A strange midrash of fruit trees surrounding the Nation of Israel as they walked to freedom

Leading by example must be visible, regarding where, when and how-like Nachshon entering the Red Sea

Rabbi Yaakov Nagen, a Ram at Yeshivat Otniel, notes that the verse is suggesting that retelling the story of the Exodus is so important that Hashem is performing ever-greater miracles specifically so that parents can tell their stories to future generations.

More Articles from Rebbetzin Esther Jungreis
Rebbetzin Esther Jungreis

France allowed Islamists to flourish despite their loyalty to Islamic sharia law not French values

Rebbetzin Esther Jungreis

“Surely,” my family insisted, “there must be someone suitable for you. You can’t be so picky.”

Shouldn’t we Jews, having experienced the barbarism of many societies, speak support the NYPD?

They stammer “I’m not Orthodox,” as if that absolves them from the responsibility of calling to G-d

Prayer is our language: Hakol kol Yaakov – the voice is the voice of Jacob – the voice of prayer.

When art and evil are intermingled, evil is elevated and made acceptable.

In BB, he said “You, my children are the angels of Shabbos and the licht are your beautiful eyes.”

Why does Hebrew refer to mothers-in-law as “sunshine” when society often calls them the opposite?
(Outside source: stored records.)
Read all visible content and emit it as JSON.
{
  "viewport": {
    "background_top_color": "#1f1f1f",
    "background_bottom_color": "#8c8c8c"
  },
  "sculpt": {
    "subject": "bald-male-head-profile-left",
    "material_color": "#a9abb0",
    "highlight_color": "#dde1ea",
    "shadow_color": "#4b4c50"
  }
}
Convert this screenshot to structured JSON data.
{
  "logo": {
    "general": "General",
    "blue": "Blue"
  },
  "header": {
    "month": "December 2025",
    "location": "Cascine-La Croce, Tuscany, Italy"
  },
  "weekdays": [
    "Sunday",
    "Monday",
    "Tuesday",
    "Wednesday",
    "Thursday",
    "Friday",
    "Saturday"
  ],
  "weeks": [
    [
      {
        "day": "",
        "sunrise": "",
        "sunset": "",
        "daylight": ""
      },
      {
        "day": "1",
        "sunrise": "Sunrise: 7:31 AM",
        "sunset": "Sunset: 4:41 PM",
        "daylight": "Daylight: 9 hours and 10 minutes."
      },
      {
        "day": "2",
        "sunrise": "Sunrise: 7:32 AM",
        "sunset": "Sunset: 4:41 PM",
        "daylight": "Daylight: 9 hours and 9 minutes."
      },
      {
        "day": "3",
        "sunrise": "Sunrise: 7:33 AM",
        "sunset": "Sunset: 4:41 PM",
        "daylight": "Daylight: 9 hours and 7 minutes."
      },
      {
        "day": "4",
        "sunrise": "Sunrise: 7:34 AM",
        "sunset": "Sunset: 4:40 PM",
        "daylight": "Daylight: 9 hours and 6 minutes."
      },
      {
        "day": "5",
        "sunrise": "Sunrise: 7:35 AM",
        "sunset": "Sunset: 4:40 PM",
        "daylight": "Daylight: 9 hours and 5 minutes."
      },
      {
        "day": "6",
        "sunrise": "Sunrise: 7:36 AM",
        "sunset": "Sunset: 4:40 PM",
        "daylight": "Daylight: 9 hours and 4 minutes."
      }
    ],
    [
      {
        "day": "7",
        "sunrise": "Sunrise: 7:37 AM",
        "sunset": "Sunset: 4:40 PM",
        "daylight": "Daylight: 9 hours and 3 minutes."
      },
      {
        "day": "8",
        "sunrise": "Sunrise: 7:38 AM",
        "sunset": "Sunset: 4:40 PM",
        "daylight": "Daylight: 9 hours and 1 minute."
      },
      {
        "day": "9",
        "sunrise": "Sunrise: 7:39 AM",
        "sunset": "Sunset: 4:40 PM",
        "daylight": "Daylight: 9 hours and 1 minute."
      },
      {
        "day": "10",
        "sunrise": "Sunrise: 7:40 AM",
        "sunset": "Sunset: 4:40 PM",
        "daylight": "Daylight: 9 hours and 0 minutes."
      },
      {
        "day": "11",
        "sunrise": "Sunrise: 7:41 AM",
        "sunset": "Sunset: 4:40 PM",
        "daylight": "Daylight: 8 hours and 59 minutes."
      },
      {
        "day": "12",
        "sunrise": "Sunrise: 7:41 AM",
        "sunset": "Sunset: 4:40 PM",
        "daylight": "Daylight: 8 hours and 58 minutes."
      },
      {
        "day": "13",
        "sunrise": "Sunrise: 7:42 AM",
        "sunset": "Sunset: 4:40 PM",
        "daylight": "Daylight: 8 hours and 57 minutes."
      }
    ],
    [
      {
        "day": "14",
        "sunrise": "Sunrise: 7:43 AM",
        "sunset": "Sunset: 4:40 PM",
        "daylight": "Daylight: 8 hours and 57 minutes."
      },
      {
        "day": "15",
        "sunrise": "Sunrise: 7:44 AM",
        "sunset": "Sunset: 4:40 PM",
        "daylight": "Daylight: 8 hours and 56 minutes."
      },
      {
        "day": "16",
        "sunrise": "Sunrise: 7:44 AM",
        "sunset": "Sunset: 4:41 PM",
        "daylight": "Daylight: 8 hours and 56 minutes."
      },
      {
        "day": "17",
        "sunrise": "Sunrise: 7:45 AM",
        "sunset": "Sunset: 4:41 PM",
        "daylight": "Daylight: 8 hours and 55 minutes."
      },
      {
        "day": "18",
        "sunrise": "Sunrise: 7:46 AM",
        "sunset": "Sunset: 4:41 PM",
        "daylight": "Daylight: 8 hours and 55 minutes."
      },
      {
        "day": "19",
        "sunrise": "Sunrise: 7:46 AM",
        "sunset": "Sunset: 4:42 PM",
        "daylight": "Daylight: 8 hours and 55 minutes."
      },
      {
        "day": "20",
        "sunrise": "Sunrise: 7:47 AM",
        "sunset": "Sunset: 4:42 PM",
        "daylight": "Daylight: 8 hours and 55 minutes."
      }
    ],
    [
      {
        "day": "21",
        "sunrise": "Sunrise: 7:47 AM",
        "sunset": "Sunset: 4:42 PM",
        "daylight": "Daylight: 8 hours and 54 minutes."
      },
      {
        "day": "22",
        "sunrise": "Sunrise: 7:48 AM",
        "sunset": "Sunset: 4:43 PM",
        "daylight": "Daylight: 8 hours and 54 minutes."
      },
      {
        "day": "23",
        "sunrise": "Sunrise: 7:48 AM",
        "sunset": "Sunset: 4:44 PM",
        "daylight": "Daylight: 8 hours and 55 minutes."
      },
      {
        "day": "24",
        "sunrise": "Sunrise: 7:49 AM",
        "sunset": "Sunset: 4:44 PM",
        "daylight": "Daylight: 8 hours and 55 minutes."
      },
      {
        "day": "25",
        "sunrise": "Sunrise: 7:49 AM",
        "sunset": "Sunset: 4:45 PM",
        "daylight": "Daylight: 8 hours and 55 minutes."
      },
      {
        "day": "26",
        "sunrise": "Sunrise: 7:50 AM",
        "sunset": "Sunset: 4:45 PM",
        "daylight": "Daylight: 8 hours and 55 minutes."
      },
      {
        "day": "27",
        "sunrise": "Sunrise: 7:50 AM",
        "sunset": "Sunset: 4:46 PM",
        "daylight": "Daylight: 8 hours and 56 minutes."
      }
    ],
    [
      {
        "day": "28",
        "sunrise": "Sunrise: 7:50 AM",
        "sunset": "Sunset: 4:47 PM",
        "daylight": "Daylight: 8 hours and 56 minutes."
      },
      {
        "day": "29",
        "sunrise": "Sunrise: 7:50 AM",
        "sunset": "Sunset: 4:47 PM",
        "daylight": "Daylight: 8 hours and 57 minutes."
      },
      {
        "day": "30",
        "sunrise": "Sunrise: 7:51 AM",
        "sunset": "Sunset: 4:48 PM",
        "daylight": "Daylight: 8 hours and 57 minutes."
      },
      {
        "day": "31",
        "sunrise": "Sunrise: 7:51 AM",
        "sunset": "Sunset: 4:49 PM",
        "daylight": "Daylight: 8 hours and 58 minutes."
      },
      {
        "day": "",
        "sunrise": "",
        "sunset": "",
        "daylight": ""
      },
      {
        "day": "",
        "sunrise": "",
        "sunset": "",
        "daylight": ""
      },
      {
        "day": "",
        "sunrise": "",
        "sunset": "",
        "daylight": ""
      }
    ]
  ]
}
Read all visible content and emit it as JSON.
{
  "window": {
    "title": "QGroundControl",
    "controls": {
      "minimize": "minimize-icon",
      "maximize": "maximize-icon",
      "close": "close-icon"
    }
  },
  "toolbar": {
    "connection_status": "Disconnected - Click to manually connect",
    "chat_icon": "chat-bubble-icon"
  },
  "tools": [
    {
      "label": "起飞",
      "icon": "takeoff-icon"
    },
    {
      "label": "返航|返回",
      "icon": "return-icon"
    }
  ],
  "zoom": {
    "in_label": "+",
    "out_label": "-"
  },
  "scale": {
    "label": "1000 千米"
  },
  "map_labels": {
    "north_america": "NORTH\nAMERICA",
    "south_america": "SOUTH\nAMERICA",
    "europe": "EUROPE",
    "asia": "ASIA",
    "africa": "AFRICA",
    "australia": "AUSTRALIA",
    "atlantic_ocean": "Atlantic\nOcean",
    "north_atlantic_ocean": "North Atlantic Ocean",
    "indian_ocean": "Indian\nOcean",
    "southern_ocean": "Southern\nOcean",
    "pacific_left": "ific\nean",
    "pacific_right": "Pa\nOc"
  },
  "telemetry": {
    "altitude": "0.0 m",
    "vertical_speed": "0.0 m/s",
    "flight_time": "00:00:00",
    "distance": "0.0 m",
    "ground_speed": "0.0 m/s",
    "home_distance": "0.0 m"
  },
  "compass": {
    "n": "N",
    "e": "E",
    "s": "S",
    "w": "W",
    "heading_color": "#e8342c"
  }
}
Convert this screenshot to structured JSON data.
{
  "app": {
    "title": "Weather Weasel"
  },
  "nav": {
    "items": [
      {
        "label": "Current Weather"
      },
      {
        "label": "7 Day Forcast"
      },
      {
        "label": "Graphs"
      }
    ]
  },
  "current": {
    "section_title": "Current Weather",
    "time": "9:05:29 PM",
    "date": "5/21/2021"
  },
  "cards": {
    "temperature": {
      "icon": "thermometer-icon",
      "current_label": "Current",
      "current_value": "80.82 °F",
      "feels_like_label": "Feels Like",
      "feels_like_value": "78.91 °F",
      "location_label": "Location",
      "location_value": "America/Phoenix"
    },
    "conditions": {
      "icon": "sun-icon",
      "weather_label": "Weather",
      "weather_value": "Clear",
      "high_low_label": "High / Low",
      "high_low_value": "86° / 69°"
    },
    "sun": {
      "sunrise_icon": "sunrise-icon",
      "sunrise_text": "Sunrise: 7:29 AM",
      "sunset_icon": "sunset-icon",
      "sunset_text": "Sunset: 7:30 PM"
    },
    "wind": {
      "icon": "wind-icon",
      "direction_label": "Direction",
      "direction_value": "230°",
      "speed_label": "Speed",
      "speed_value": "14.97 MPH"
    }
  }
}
Printed from: http://www.jewishpress.com/judaism/rebbetzins-viewpointrebbetzin-jungreis/shidduch-challenges-how-to-find-the-right-one/2012/02/08/

Scan this QR code to visit this page online: